Hidden masterpieces: How some of the most valuable paintings were lost and found
It’s no secret that some of the world’s most famous works of art are extremely valuable. With paintings selling at auction for tens of millions of pounds, and some work even being truly priceless, it’s little wonder that some of the most ambitious criminals have sought to pit themselves against the stern security measures that seek to keep such valuable works under lock and key. But how well do we know the stories of the world’s most famous stolen artwork? Here, we take a look at just a few of the most famous tales of daring thefts and recoveries.
If you’ve ever seen Hollywood’s elaborate representations of art theft, you’ll know that one of the most effective ways to get your hands on something valuable is to disguise yourself as a trustworthy member of staff wherever the said item is being held. It was this very tactic that saw Da Vinci’s masterpiece vanish at the start of the 20th century from its permanent home at the Louvre gallery.
The painting was stolen by an Italian man who had apparently spent some time working as a handyman at the gallery before the theft in 1911. It was recovered just two years later, and has now been at the Louvre ever since.
Self-portrait with Beret and Gathered Shirt
One of Rembrandt’s finest pieces was a beautiful painting of himself on copper. However, it became the target of a rather less sneaky and more violent theft when it was stolen, along with a Renoir painting, in 2000 as part of an armed robbery.
The two paintings would disappear for some time after the daring raid that saw them stolen, and the Rembrandt work would not be discovered until five years after they went missing, when they were found in Copenhagen. This was a full year before the other two paintings, which had travelled considerably further, were recovered, making this one of the longer lasting modern robbery cases in the art world.
Georgiana Cavendish, Duchess of Devonshire
Painted by Thomas Gainsborough, the portrait of Georgiana Cavendish, Duchess of Devonshire is one that has acquired quite a story to tell over the years, with many tales of it going missing, being found and sold time and again. But none of its stories are as fascinating as the theft of the 1785 painting in May 1876.
It vanished in the night from Agnew & Sons gallery in London, and was missing for many years, during which the London newspapers had a field day, reporting on many sightings of the piece, none of which were ever confirmed. However, the painting did re-emerge in 1901, 25 years later, when criminal mastermind Adam Worth, who inspired Conan Doyle’s famous Moriarty, negotiated its return from Chicago. It turned out he had stolen the painting to pay for his brother’s bail, but didn’t need it, so simply kept it and took it home to the US.
Portrait of Suzanne Bloch
Perhaps not one of the most famous of Picasso’s paintings, this piece was taken from the Sao Paulo Museum of Art in 2007, whereafter it was missing for two months, before being recovered.
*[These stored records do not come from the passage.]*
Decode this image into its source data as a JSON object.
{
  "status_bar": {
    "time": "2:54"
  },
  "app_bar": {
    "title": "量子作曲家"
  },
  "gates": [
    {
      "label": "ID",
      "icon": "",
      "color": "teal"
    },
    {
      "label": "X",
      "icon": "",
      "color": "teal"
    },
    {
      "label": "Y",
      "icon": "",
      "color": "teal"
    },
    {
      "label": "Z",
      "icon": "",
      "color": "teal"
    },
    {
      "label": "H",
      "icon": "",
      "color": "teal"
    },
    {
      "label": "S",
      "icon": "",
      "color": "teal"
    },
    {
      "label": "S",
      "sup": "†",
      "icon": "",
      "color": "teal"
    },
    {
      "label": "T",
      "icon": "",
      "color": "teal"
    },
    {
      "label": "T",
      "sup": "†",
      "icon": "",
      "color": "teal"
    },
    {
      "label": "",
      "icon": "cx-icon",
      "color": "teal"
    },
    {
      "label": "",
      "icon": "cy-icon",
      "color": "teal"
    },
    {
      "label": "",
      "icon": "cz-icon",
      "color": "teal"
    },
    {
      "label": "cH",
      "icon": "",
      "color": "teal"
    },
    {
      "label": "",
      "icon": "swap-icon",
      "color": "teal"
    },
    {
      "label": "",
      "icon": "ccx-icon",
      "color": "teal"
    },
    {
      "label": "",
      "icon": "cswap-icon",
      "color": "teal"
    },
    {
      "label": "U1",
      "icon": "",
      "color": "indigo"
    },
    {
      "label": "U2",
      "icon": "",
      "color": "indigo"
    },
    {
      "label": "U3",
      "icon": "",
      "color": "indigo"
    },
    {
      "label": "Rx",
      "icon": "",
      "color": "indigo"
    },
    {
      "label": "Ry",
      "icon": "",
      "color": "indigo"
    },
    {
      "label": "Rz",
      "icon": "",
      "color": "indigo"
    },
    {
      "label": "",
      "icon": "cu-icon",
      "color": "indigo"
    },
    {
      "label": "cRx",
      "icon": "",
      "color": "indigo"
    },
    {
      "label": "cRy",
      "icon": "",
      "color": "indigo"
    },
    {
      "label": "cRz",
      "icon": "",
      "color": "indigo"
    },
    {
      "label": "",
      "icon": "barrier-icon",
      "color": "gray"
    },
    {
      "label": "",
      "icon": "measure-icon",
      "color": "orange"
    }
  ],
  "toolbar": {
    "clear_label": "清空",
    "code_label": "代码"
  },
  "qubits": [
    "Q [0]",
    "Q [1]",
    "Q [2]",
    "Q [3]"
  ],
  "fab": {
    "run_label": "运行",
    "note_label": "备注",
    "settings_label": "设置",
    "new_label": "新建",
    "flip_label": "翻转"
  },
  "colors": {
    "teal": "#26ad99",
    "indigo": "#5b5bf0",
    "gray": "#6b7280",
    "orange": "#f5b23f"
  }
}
In what is one of the more slick heists, the painting was stolen at around 5am by a group of three men, who took the Picasso and two other works, in a crime spree that lasted little more than three minutes in total.
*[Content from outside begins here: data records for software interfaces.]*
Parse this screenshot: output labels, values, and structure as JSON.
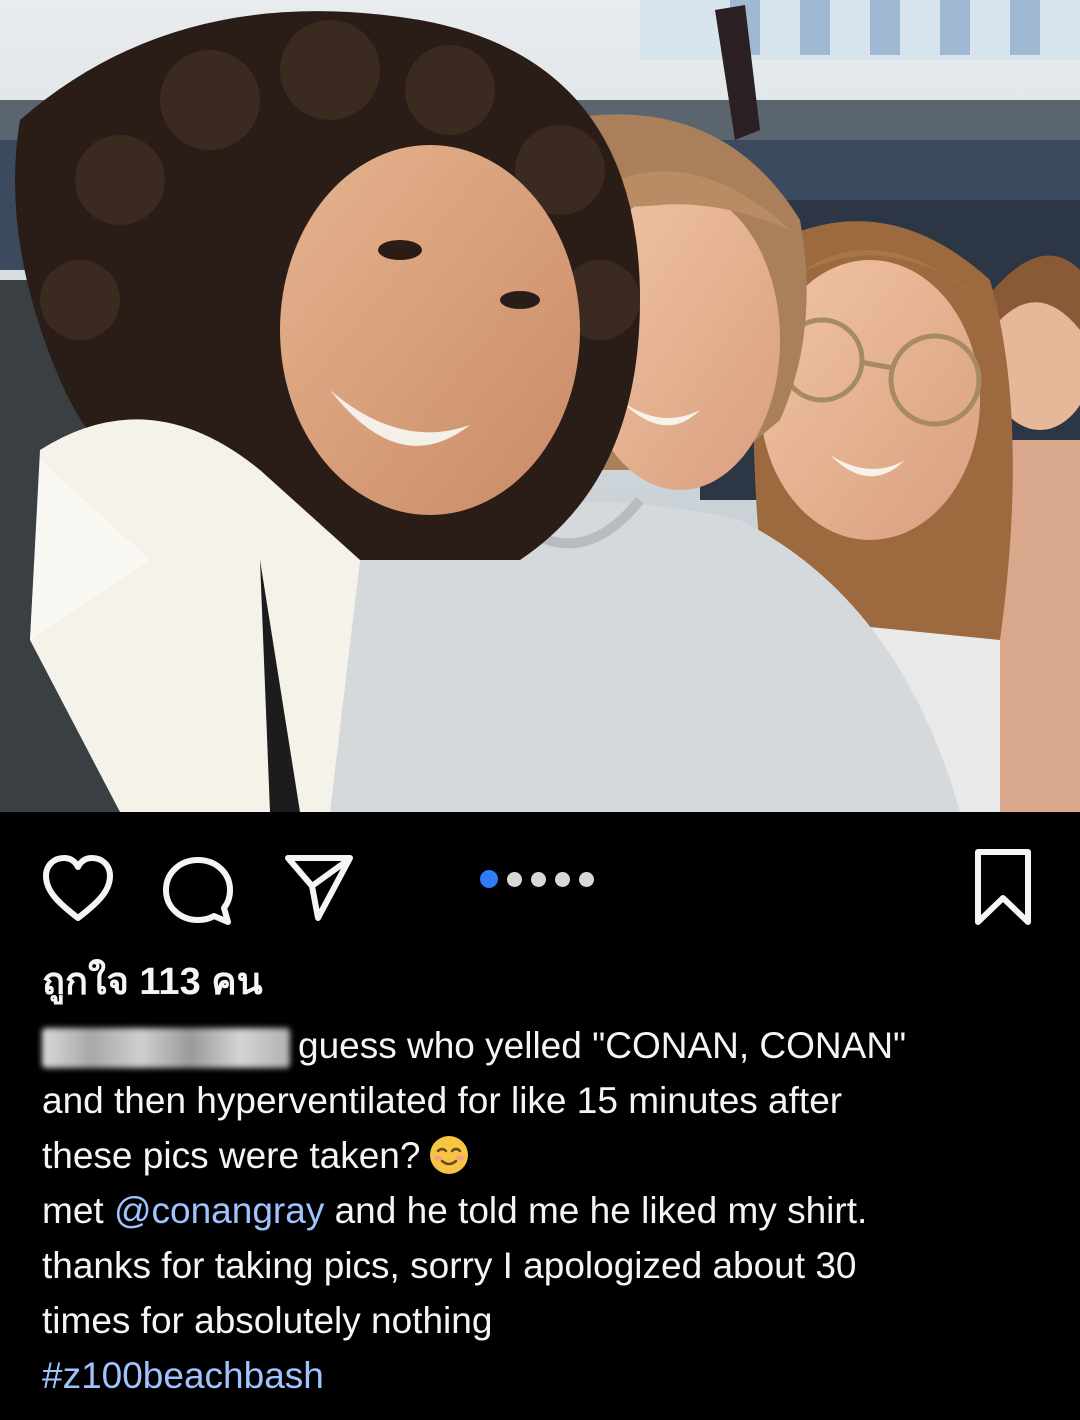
{
  "post": {
    "likes_text": "ถูกใจ 113 คน",
    "carousel": {
      "total": 5,
      "active_index": 0
    },
    "caption": {
      "line1_text": "guess who yelled \"CONAN, CONAN\"",
      "line2": "and then hyperventilated for like 15 minutes after",
      "line3": "these pics were taken?",
      "line3_emoji": "relieved-face-emoji",
      "line4_prefix": "met ",
      "line4_mention": "@conangray",
      "line4_suffix": " and he told me he liked my shirt.",
      "line5": "thanks for taking pics, sorry I apologized about 30",
      "line6": "times for absolutely nothing",
      "hashtag": "#z100beachbash"
    },
    "icons": {
      "like": "heart-outline-icon",
      "comment": "comment-bubble-icon",
      "share": "paper-plane-icon",
      "save": "bookmark-outline-icon"
    }
  },
  "colors": {
    "background": "#000000",
    "text": "#f5f5f5",
    "accent_dot": "#2e7cf6",
    "link": "#9fc3ff"
  }
}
There were extensive enquiries carried out in a bid to recover the paintings, with the Picasso by far the most valuable of the three, and Sao Paulo police recovered them and returned them to the museum at the start of 2008.
The Boy in the Red Vest
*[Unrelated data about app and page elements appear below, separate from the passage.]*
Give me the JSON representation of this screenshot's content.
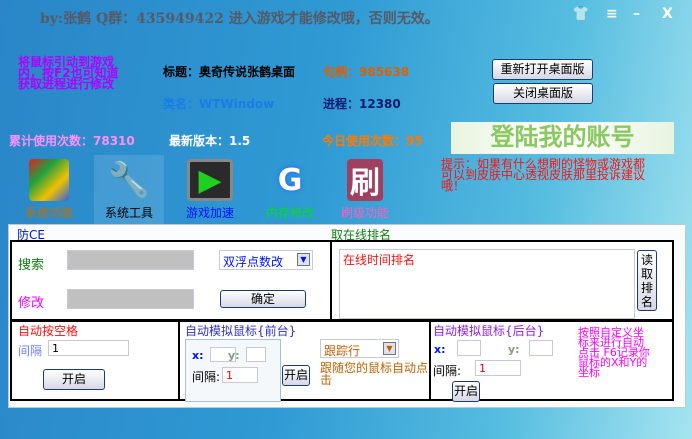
{
  "header": {
    "title": "by:张鹤   Q群：435949422    进入游戏才能修改哦，否则无效。",
    "icons": [
      "shirt-icon",
      "menu-icon",
      "minimize-icon",
      "close-icon"
    ],
    "icon_glyphs": [
      "👕",
      "≡",
      "–",
      "X"
    ]
  },
  "hint": "将鼠标引动到游戏内，按F2也可知道获取进程进行修改",
  "info": {
    "title_label": "标题：奥奇传说张鹤桌面",
    "handle_label": "句柄：985638",
    "class_label": "类名：WTWindow",
    "process_label": "进程：12380",
    "total_uses": "累计使用次数：78310",
    "latest_version": "最新版本：1.5",
    "today_uses": "今日使用次数：95"
  },
  "buttons": {
    "reopen": "重新打开桌面版",
    "close": "关闭桌面版"
  },
  "login_banner": "登陆我的账号",
  "tip": "提示：如果有什么想刷的怪物或游戏都可以到皮肤中心透视皮肤那里投诉建议哦！",
  "tabs": [
    {
      "label": "系统功能",
      "color": "#c07000"
    },
    {
      "label": "系统工具",
      "color": "#000000"
    },
    {
      "label": "游戏加速",
      "color": "#0010ff"
    },
    {
      "label": "内存修改",
      "color": "#00e020"
    },
    {
      "label": "刷级功能",
      "color": "#ff60c0"
    }
  ],
  "anti_ce": {
    "label": "防CE",
    "search_label": "搜索",
    "modify_label": "修改",
    "search_value": "",
    "modify_value": "",
    "mode": "双浮点数改",
    "confirm": "确定"
  },
  "ranking": {
    "label": "取在线排名",
    "text": "在线时间排名",
    "button": "读取排名"
  },
  "space": {
    "title": "自动按空格",
    "interval_label": "间隔",
    "interval": "1",
    "start": "开启"
  },
  "front": {
    "title": "自动模拟鼠标{前台}",
    "x_label": "x:",
    "y_label": "y:",
    "x": "",
    "y": "",
    "interval_label": "间隔:",
    "interval": "1",
    "start": "开启",
    "mode": "跟踪行",
    "note": "跟随您的鼠标自动点击"
  },
  "back": {
    "title": "自动模拟鼠标{后台}",
    "x_label": "x:",
    "y_label": "y:",
    "x": "",
    "y": "",
    "interval_label": "间隔:",
    "interval": "1",
    "start": "开启",
    "note": "按照自定义坐标来进行自动点击 F6记录你鼠标的X和Y的坐标"
  }
}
The most valuable of a number of paintings stolen from the Foundation E.G. Bührle in Zürich, Switzerland in February 2008, the Boy in the Red Vest by Paul Cezanne was thought to be worth somewhere in the region of $91 million when it, along with a Degas painting, was taken by thieves.
However, the painting, which was by far the most valuable the gallery owned, was returned to its rightful home just four years later, when it was discovered being hidden in Serbia, along with Degas’ Count Lepic and His Daughters.